Similarly, we always want give our customers the best service and so this should be communicated clearly in your e-mails. If you sometimes are unable to service the client needs for whatever, this should be explained sensitively and ideally with a proposition of how the client could get help they need. The client should always be made to feel valued and understand that we genuinely want to do the best we can to help.

4. Speed of response

E-mail is a poor form of communication if a speedy response is required. However, it is the preferred method of communication for many clients and we should always try to respond quickly. As a guideline, we should aim to reply to all e-mails within 1 business day (ideally faster), even if we simply reply to acknowledge receipt and inform the client when they should expect a response in full.

If you will be away from your e-mail for at least a day, always switch on your auto-responder to advise the client when you will return and provide a secondary contact.

It is always good to advise clients to call if they have an urgent issue and to also e-mail their designated support e-mail address if they have one. This helps to ensure that someone in the team can pick up their messages quickly.

5. Sensitive and complex issues

Most topics can be discussed via e-mail but if you need to discuss a very sensitive topic, it is often best to pick up the phone and talk about it. As mentioned, emails have no real tone of voice and a friendly phone call is often a lot more effective.

Similarly, if discussing a complex issue, it can be a lot quicker and easier to have a phone call than to play e-mail ping pong for hours on end.

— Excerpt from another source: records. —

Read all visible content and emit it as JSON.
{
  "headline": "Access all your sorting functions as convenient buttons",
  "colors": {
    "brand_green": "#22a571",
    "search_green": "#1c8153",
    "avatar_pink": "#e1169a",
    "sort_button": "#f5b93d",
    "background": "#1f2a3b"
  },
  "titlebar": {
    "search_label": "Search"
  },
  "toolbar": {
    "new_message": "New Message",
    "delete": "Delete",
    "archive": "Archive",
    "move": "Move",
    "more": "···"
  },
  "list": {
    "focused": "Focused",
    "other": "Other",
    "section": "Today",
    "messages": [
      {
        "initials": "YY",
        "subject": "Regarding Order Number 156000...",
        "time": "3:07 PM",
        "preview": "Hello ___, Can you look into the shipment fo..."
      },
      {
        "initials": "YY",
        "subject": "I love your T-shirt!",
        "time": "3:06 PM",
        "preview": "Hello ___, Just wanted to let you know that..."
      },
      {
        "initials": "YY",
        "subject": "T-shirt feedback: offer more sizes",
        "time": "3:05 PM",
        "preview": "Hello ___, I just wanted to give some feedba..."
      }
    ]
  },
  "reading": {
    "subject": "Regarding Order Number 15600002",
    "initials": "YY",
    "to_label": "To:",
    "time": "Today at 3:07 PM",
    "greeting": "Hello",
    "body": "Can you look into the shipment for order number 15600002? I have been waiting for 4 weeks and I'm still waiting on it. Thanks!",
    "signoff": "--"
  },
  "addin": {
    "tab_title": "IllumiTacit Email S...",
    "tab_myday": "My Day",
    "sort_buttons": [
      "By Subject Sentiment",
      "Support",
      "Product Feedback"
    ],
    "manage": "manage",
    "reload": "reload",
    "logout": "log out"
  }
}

However, always remember that it can be hard to remember what was discussed in phone calls and you may need a record for future reference.  Therefore, always follow up your phone calls with a quick e-mail summarising what was discussed. This is also useful for the client because it reassures them that you have understood the requirements and noted them all accurately.

6. Referencing colleagues

You will often need to reference colleagues in e-mails. Remember that clients may not be familiar with your colleagues and so an introduction is always useful.  For example, “I’ve cc’d our designer Joey on this e-mail because he will be working on the landing page design“.

It is both respectful and informative to mention your colleagues by name and role, rather than making generic statements like “a colleague” or “a developer“.

If you do need to make a generic reference to a client (e.g. because you have not yet designated a team member for that job), then it is always best to refer to “our designer” or “our developer” instead of “a designer/developer“. It is more respectful to your team members when you reference them in context of the Wholegrain team and also reassures the client that a member of the Wholegrain team (and not a random stranger) will be looking at it.

7. Clarity

Good communication is clear communication. Be sure to think through your e-mail before sending. Like any written work, it should generally have a beginning, a middle and an end.

  • Beginning  – Introduce the topic
  • Middle  – Provide the required details. Lists are often better than large chunks of text
  • End –  Summarise and conclude

This might not always be required, but if in doubt, it is a good guide.

You should also think about who you are writing to.  Don’t bamboozle clients with technical information and unless you know that they are comfortable with it.

Finally, avoid jargon (complicated technical terms and acronyms) wherever possible. It is not helpful!

8. Proofreading

You may not have time to thoroughly proofread every e-mail that you send but you should at least skim read them to make sure that there are not any glaring errors or omissions.  Also keep an eye on the automatic spell checker in Google mail and correct any spelling mistakes where appropriate before sending.